Retirement planning emerges as a crucial element in securing a comfortable and stress-free post-work life. The chapter begins by emphasizing the significance of early planning, leveraging the power of compounding to accumulate substantial retirement savings. Key retirement accounts, such as 401(k)s and IRAs, are spotlighted, providing individuals with tax-advantaged vehicles for building a robust retirement nest egg.
Strategic approaches to retirement planning encompass maximizing employer contributions, diversifying investments, and consistently reviewing and adjusting the retirement plan in alignment with evolving financial circumstances. Downsizing and delaying Social Security benefits are presented as practical strategies to enhance financial sustainability during retirement.
The exploration of insurance underscores its pivotal role in financial risk management. Three primary types of insurance—health, life, and property—are detailed, each serving as a safeguard against unforeseen events. Health insurance provides coverage for medical expenses, life insurance offers a financial safety net for loved ones, and property insurance protects against damage or loss of physical assets.
The importance of insurance coverage lies in providing financial protection, mitigating risks, offering peace of mind, and fulfilling legal requirements. Practical examples illustrate how insurance can shield individuals from overwhelming medical bills, distribute financial burdens within a community, and comply with legal mandates.
Tax planning emerges as a critical component in optimizing financial outcomes. Understanding various types of taxes, including income tax, capital gains tax, and estate tax, is foundational.
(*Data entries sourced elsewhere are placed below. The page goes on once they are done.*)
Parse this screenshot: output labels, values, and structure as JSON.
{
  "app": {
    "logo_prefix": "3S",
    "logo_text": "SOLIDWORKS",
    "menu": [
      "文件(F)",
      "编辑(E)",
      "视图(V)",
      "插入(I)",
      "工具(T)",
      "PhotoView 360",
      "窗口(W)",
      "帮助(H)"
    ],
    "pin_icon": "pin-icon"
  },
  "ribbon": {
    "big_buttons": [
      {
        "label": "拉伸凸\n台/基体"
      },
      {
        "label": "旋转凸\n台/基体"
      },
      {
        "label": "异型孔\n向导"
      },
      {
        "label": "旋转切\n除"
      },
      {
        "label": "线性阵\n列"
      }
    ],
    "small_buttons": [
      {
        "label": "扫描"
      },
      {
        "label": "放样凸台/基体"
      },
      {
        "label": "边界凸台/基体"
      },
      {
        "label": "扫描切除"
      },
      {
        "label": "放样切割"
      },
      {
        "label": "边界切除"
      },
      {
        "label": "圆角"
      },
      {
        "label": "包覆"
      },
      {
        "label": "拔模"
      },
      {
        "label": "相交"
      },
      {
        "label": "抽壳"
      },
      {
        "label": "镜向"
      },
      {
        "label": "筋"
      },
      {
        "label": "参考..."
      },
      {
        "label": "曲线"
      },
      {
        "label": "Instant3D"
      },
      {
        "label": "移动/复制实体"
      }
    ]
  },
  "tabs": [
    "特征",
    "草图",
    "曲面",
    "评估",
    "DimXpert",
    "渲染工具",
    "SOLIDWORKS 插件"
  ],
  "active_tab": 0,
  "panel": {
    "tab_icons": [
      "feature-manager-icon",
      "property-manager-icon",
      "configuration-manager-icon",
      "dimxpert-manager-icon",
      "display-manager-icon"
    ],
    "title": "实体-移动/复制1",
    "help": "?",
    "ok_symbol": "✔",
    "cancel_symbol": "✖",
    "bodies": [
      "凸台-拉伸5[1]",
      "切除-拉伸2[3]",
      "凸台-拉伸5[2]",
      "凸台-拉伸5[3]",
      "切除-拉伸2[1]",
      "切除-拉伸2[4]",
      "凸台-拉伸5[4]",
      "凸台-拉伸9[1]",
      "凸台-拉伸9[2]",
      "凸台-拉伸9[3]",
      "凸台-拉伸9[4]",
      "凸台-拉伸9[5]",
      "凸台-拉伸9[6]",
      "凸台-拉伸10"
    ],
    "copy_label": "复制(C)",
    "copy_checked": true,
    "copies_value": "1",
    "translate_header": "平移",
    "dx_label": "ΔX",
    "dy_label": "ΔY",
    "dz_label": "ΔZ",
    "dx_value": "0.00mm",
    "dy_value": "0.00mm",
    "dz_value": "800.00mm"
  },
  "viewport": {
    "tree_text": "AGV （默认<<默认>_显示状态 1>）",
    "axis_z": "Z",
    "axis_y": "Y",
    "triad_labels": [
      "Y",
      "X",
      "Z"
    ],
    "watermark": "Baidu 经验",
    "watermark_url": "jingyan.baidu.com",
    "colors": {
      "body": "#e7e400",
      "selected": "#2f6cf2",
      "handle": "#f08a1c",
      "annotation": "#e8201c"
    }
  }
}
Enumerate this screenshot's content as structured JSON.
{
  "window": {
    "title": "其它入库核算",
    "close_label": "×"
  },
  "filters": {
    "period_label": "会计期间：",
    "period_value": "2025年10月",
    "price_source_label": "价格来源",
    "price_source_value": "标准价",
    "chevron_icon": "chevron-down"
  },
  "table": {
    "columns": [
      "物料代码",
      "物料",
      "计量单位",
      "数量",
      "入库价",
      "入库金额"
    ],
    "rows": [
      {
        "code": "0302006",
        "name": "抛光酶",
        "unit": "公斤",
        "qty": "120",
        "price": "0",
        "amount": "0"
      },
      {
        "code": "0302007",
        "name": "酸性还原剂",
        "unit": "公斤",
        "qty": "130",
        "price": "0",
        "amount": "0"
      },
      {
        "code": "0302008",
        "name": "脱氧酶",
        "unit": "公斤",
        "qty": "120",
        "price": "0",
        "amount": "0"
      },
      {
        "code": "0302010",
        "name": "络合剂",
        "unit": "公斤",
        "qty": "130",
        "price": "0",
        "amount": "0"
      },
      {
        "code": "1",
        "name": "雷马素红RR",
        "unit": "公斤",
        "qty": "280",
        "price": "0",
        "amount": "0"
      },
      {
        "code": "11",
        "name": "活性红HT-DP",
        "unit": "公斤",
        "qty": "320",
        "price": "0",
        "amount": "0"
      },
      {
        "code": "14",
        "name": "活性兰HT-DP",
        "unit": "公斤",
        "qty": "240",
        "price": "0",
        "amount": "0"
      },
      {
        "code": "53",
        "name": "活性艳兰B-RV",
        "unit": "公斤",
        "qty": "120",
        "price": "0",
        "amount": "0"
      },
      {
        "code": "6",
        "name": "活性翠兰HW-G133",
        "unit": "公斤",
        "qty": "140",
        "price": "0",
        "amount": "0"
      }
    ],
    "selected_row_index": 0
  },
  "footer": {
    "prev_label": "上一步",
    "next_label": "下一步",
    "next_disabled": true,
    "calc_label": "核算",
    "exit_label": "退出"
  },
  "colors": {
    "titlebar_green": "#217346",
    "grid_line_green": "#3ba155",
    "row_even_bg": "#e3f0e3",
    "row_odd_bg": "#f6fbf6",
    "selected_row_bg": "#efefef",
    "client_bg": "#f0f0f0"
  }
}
Deductions and credits are explored as tools to reduce taxable income and overall tax liability.
Tax-efficient investing strategies guide individuals in minimizing tax impacts on investments. Utilizing tax-deferred accounts, selecting tax-efficient funds, and strategically managing capital gains and losses through techniques like tax-loss harvesting contribute to a more favorable tax position. Roth IRA contributions and charitable contributions are highlighted as avenues for tax-free growth and deductible deductions, respectively.
In summary, the intertwining chapters on personal finance, retirement planning, insurance, and tax planning offer a holistic approach to financial well-being. From budgeting and retirement account management to insurance coverage and tax optimization, each aspect plays a crucial role in navigating the complex landscape of personal finance. By embracing these principles and incorporating them into a comprehensive financial plan, individuals can embark on a journey towards financial security, resilience, and prosperity.
Lets talk about how you can save money efficiently.
- 50 Best Royal Status for Girls
- 10 Proven and Effective Ways To Reduce Stress
- 20 ways, How Yoga can Improve your Heart Function; Exercises and Poses for 9 to 5 People
- 3 Proven Ways to Get Out of Anxiety: A Simple Guide for Better Life
- The Book That Saved the Earth
- Budgeting For All Ages : Empower Your Finances for a Debt-Free Tomorrow
- Elevate Your Daily Routine: Aesthetic Bliss and Empowering Positivity in Every Status
- Royal Attitude Status for Facebook & WhatsApp.
- Money is not what you Think!
- Depression, Signs, Symptoms, And Treatment
- Why is it important to save money? 10 Best Strategies to Save Money Effectively.
- Best Tips for saving money without living like a Poor
- 10 Things you Must know about Money and Personal Finance?